Unroll the cake, spread it with filling, and re-roll it. Place the roll on its serving plate, seam side down, and decorate.
All this sounds simple, right? Heh. It's Bûche de Noël time, bitches.
@kellysue and I tossed around several ideas about filling flavors. I think she went with hazelnut; I decided to go with chocolate so that there wouldn't be a lot of visual contrast with the cake. I also decided to use a flavored simple syrup to moisten the cake while filling and rolling it. Ahhh, the filling...I used the chocolate mousse recipe from Martha Stewart. Yes, all these recipes follow.
1 cup water
1 cup sugar
1 teaspoon extract of choice

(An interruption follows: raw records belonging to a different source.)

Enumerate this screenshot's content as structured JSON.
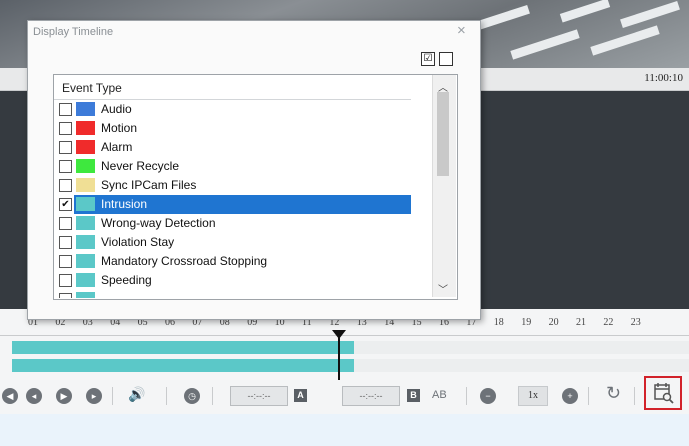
{
  "dialog": {
    "title": "Display Timeline",
    "close_glyph": "×",
    "select_all_glyph": "☑",
    "list_header": "Event Type",
    "items": [
      {
        "label": "Audio",
        "color": "#3d7bd9",
        "checked": false,
        "selected": false
      },
      {
        "label": "Motion",
        "color": "#f02b2b",
        "checked": false,
        "selected": false
      },
      {
        "label": "Alarm",
        "color": "#f02b2b",
        "checked": false,
        "selected": false
      },
      {
        "label": "Never Recycle",
        "color": "#3ee83e",
        "checked": false,
        "selected": false
      },
      {
        "label": "Sync IPCam Files",
        "color": "#f0df95",
        "checked": false,
        "selected": false
      },
      {
        "label": "Intrusion",
        "color": "#5bc8c8",
        "checked": true,
        "selected": true
      },
      {
        "label": "Wrong-way Detection",
        "color": "#5bc8c8",
        "checked": false,
        "selected": false
      },
      {
        "label": "Violation Stay",
        "color": "#5bc8c8",
        "checked": false,
        "selected": false
      },
      {
        "label": "Mandatory Crossroad Stopping",
        "color": "#5bc8c8",
        "checked": false,
        "selected": false
      },
      {
        "label": "Speeding",
        "color": "#5bc8c8",
        "checked": false,
        "selected": false
      }
    ]
  },
  "player": {
    "timestamp": "11:00:10",
    "hours": [
      "01",
      "02",
      "03",
      "04",
      "05",
      "06",
      "07",
      "08",
      "09",
      "10",
      "11",
      "12",
      "13",
      "14",
      "15",
      "16",
      "17",
      "18",
      "19",
      "20",
      "21",
      "22",
      "23"
    ],
    "time_field_a": "--:--:--",
    "time_field_b": "--:--:--",
    "tag_a": "A",
    "tag_b": "B",
    "ab_label": "AB",
    "speed": "1x",
    "track_color": "#5bc8c8"
  }
}
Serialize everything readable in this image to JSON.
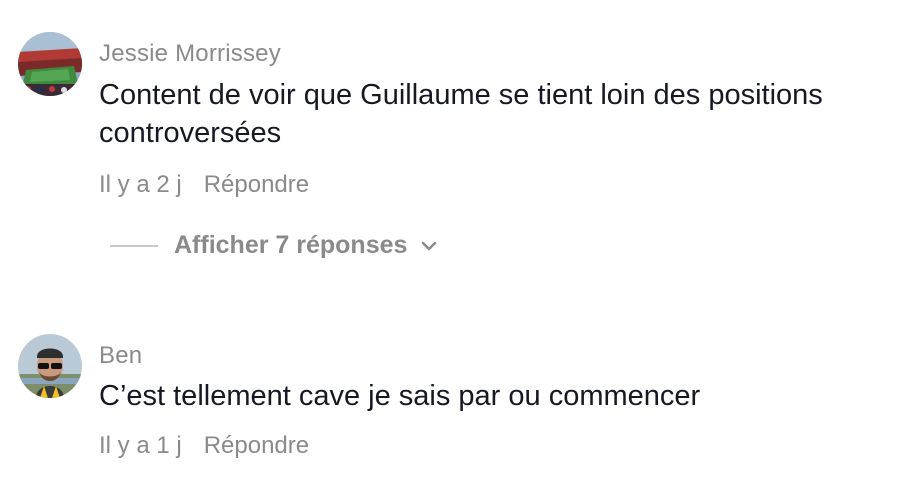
{
  "comments": [
    {
      "author": "Jessie Morrissey",
      "text": "Content de voir que Guillaume se tient loin des positions controversées",
      "time": "Il y a 2 j",
      "reply_label": "Répondre",
      "avatar_icon": "stadium-photo-avatar",
      "replies_label": "Afficher 7 réponses"
    },
    {
      "author": "Ben",
      "text": "C’est tellement cave je sais par ou commencer",
      "time": "Il y a 1 j",
      "reply_label": "Répondre",
      "avatar_icon": "man-sunglasses-photo-avatar"
    }
  ],
  "colors": {
    "text": "#161823",
    "muted": "#8a8a8a",
    "divider": "#c8c8c8"
  }
}
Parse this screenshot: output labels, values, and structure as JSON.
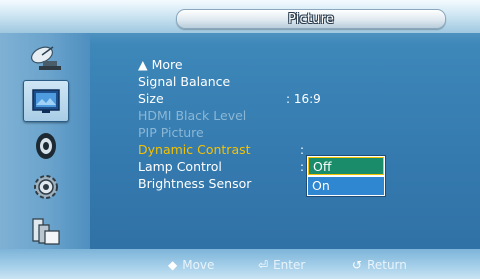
{
  "window": {
    "title": "Picture"
  },
  "sidebar": {
    "icons": [
      {
        "name": "satellite-dish-icon"
      },
      {
        "name": "picture-screen-icon",
        "selected": true
      },
      {
        "name": "sound-speaker-icon"
      },
      {
        "name": "settings-gear-icon"
      },
      {
        "name": "multi-screen-icon"
      }
    ]
  },
  "menu": {
    "items": [
      {
        "label": "▲ More"
      },
      {
        "label": "Signal Balance"
      },
      {
        "label": "Size",
        "value": ": 16:9"
      },
      {
        "label": "HDMI Black Level",
        "disabled": true
      },
      {
        "label": "PIP Picture",
        "disabled": true
      },
      {
        "label": "Dynamic Contrast",
        "active": true,
        "sep": ":"
      },
      {
        "label": "Lamp Control",
        "sep": ":"
      },
      {
        "label": "Brightness Sensor"
      }
    ],
    "dropdown": {
      "options": [
        "Off",
        "On"
      ],
      "selected": "Off"
    }
  },
  "footer": {
    "move": {
      "glyph": "◆",
      "label": "Move"
    },
    "enter": {
      "glyph": "⏎",
      "label": "Enter"
    },
    "return": {
      "glyph": "↺",
      "label": "Return"
    }
  },
  "colors": {
    "active_item": "#f5c200",
    "disabled_item": "#8bb7d6",
    "selected_option_bg": "#1a8c6a",
    "option_bg": "#2f86d1"
  }
}
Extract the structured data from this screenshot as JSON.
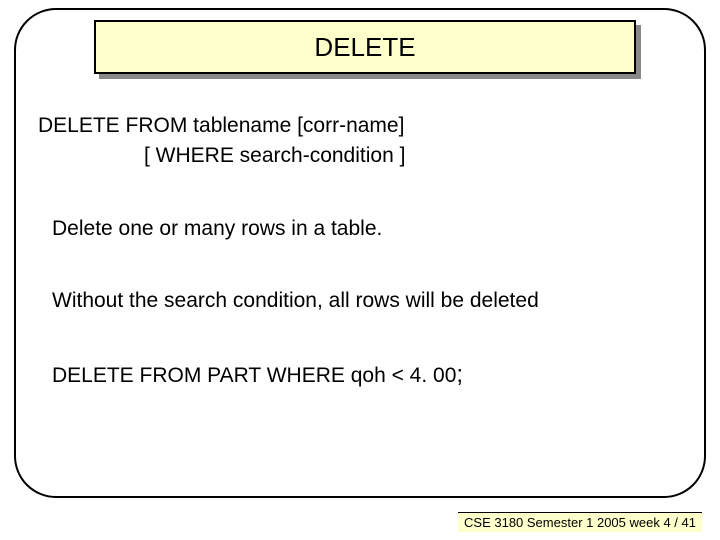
{
  "title": "DELETE",
  "syntax": {
    "line1": "DELETE FROM  tablename [corr-name]",
    "line2": "[ WHERE  search-condition ]"
  },
  "paragraphs": {
    "p1": "Delete one or many rows in a table.",
    "p2": "Without the search condition, all rows will be deleted"
  },
  "example": {
    "text": "DELETE FROM PART WHERE qoh < 4. 00",
    "terminator": ";"
  },
  "footer": "CSE 3180 Semester 1 2005  week 4 / 41"
}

Mix water and sugar and in a small saucepan. Heat over medium heat just until sugar dissolves and mixture becomes clear. Let cool for a few minutes, then stir in the extract. Add more extract if needed. Store covered in the refrigerator.
Here's a pic of the pot of rum syrup.

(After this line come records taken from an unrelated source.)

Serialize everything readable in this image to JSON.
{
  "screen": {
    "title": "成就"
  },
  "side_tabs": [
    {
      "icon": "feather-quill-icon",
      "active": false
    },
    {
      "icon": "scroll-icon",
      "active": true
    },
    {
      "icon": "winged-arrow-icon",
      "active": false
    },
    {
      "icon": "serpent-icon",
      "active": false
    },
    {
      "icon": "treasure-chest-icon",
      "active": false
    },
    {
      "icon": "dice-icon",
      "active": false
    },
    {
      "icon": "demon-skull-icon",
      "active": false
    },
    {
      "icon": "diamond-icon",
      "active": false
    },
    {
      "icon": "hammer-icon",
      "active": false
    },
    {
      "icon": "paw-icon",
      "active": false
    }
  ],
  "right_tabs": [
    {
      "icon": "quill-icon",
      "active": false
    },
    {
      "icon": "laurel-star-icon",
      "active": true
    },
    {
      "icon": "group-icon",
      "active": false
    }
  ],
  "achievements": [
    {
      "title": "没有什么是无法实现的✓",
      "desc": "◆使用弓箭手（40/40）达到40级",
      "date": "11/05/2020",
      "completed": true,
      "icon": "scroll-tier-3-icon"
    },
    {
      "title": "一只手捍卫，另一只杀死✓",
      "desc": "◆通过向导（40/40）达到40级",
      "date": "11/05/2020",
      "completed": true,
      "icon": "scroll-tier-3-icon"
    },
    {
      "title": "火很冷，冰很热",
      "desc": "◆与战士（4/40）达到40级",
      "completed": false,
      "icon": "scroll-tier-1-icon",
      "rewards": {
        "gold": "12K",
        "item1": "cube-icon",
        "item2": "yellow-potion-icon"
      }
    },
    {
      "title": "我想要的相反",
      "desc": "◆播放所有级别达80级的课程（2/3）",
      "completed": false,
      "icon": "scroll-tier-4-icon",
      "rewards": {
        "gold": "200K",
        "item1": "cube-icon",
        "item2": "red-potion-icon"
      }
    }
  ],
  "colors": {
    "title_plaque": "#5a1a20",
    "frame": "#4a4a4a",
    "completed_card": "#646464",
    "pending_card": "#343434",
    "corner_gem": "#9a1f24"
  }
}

The chocolate mousse was the second major mistake; the first one was the simple syrup.
I made the mousse first, before the cake (I'm telling you this now and not in its proper order, I know), so that it could cool for the required hour. As it turns out, that wasn't enough, and wasn't ever going to be enough; the mousse was liquid, not gelatinous, and even after I put it back in the mixer and added at least 3.5 more cups of sugar, it wasn't firm enough. But I didn't want a buttercream filling, so I stopped there and decided to just use less. We followed the recipe exactly. It might've benefited from the use of unflavored gelatin as a stabilizer, but we were past that point. The caravan moves on.
After the jelly roll cooled, I unrolled it and brushed it with the simple syrup. I spread a thickish layer of filling over the jelly roll, being careful to get it under the tighter edge, then removed about half of it when it started oozing onto the towel. Then I removed some more. I rolled the cake back up, brushing more syrup on the exterior, and with the assistance of my very kind mother-in-law, rolled it onto a foil-covered serving pan.
I watched as the filling continued to ooze. Martha, I don't know what alternative universe you live in, but the gravity on your planet must be lower. Way lower. Like all the people are made of air bubbles or polychromatic dodecahedrons.
I cut an angled piece off each end and laid them on the log at diagonally opposite ends. (This was about the only thing the filling was good for.) Meanwhile, the roll cracked along one long edge and bled filling. Awesome. Clearly, the syrup was a mistake for this kind of cake; it further weakened it instead of making it more pliable. Nevertheless, I was committed to finishing it, even if it turned out to be more like pudding than cake.
Decorating the Bûche de Noël: "Nymph, in thy orisons all my sins be remembered."
Frosting, like wallpaper and gaudy knit sweater vests, hides a multitude of sins. My vanilla buttercream frosting now had to hide what was rapidly becoming a puddle.
Vanilla Buttercream Frosting
I used the full 5 cups of sugar and almost the full 1/3 cup of milk. I made the frosting a good bit stiffer than I normally would have.
Frosting the cake wasn't difficult, though I layered it thick-thick around the knots and the bleeding edge. I ran the tines of a fork down the length of the icing to create texture, running it around the knots (I feel like I'm typing erotica now). I took the icing spatula and flattened the texture in a few places for a more varied texture. Traditionally, the knots have a swirled pattern on the end; I had to fill those with leftover whipped cream because the filling had drained out. No pattern for you.
Frosted Bûche de Noël
Mushroom Mushroom Badger Badger Badger Badger
Time for the easiest part of this recipe, the Marzipan Mushrooms. I sprinkled a little cocoa powder over them once I placed them around the cake.
Le sigh. This damn thing was finally done.